__MATERIAL TO PROCESS__

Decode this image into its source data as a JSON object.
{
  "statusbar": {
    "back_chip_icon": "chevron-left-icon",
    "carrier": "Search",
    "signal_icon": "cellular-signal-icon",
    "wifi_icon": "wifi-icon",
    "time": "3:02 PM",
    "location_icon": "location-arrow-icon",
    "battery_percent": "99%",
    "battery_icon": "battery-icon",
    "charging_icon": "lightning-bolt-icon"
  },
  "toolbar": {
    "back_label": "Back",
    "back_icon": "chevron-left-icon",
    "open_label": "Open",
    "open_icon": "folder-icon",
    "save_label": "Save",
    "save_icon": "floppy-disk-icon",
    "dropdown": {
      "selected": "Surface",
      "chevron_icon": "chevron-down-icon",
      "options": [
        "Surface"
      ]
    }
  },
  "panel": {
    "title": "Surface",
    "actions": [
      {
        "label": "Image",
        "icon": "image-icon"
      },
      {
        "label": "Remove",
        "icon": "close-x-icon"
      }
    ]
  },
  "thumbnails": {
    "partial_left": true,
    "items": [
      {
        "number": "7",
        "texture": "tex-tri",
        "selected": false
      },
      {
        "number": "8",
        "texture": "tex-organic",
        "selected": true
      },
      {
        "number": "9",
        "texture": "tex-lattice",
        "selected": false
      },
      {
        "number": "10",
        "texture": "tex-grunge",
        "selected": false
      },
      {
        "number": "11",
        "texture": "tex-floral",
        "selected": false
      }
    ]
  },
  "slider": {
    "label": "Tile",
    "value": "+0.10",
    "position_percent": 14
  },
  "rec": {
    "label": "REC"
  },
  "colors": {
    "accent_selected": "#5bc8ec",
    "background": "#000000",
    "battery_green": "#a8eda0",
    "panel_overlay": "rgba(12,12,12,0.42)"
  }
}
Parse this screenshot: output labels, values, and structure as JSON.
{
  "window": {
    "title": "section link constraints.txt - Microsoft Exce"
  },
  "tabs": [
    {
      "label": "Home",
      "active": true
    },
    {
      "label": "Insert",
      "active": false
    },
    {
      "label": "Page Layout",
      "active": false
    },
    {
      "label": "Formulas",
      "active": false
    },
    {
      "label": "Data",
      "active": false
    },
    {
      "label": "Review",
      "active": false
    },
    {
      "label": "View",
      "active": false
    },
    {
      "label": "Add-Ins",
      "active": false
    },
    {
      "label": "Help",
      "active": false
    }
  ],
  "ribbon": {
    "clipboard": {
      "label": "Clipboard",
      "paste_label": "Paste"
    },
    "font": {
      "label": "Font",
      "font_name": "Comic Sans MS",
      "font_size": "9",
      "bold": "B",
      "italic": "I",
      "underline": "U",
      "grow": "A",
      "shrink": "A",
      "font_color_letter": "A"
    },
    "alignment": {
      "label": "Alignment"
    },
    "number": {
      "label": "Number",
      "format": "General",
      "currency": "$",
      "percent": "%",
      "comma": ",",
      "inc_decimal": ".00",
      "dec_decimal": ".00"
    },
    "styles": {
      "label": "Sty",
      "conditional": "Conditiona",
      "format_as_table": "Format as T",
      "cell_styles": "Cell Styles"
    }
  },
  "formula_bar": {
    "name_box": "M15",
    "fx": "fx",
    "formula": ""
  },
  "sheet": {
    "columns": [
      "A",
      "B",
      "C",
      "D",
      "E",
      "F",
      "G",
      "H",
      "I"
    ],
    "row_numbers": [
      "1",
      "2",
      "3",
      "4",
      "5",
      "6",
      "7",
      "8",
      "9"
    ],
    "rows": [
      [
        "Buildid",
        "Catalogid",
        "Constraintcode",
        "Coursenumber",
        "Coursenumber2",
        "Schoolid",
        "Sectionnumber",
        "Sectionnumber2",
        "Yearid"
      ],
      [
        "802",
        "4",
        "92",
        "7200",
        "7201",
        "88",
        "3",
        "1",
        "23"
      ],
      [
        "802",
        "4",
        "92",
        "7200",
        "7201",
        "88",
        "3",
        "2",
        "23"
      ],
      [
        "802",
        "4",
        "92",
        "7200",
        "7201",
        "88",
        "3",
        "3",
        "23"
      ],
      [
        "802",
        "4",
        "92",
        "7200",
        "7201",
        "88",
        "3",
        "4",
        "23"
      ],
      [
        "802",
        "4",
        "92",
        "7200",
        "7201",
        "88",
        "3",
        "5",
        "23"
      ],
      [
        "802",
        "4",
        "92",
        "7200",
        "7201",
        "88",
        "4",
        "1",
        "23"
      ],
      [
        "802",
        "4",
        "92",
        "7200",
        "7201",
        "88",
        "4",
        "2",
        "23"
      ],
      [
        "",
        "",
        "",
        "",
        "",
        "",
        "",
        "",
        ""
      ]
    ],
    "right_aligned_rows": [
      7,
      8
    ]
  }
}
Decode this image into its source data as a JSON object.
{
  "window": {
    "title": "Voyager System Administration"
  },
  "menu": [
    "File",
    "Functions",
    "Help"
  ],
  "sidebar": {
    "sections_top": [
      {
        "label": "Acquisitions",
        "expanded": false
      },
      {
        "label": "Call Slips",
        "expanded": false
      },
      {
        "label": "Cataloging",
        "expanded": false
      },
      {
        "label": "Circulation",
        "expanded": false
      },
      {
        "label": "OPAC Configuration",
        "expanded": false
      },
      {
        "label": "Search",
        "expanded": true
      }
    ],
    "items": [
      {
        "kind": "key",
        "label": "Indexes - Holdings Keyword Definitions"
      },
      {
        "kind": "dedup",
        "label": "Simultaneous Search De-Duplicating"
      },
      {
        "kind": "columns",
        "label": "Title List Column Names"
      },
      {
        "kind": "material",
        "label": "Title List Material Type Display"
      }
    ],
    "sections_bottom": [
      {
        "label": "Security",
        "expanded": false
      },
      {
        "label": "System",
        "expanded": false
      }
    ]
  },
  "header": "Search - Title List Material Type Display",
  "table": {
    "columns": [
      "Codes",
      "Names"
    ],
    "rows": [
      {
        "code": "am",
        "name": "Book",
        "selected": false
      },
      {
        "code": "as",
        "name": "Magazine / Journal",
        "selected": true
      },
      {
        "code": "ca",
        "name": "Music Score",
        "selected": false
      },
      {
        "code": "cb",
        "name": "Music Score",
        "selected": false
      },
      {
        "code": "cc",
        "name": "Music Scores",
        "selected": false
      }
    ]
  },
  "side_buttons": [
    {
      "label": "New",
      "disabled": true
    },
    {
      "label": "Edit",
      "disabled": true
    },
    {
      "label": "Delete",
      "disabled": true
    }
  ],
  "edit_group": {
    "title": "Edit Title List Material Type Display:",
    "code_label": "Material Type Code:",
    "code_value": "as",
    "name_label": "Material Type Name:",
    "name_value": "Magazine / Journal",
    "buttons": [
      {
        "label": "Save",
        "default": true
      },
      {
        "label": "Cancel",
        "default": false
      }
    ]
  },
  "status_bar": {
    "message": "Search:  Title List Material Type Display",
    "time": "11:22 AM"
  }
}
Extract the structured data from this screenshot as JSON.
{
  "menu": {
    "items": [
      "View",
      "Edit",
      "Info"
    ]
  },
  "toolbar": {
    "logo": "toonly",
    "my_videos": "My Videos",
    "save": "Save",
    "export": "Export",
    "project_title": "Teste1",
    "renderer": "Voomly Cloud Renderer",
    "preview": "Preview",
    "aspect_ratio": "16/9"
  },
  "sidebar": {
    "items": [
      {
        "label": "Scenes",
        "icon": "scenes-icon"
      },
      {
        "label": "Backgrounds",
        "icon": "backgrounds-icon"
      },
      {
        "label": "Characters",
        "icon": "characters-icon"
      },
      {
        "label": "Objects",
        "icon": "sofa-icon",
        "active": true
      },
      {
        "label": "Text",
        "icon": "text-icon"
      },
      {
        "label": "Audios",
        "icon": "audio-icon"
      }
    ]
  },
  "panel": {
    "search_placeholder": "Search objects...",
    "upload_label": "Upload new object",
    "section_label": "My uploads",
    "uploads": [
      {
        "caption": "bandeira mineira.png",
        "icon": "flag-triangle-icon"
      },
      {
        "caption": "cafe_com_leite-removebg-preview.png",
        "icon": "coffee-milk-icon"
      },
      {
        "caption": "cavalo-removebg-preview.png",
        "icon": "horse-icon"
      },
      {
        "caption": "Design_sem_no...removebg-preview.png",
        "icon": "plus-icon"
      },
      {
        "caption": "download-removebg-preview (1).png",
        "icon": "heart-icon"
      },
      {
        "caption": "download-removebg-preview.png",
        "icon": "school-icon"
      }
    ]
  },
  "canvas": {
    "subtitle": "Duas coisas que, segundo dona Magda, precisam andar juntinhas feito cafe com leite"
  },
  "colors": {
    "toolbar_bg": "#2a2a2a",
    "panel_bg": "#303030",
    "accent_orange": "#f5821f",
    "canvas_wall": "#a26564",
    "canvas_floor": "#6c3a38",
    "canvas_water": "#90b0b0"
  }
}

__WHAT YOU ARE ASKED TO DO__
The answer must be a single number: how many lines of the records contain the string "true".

__OUTPUT__
10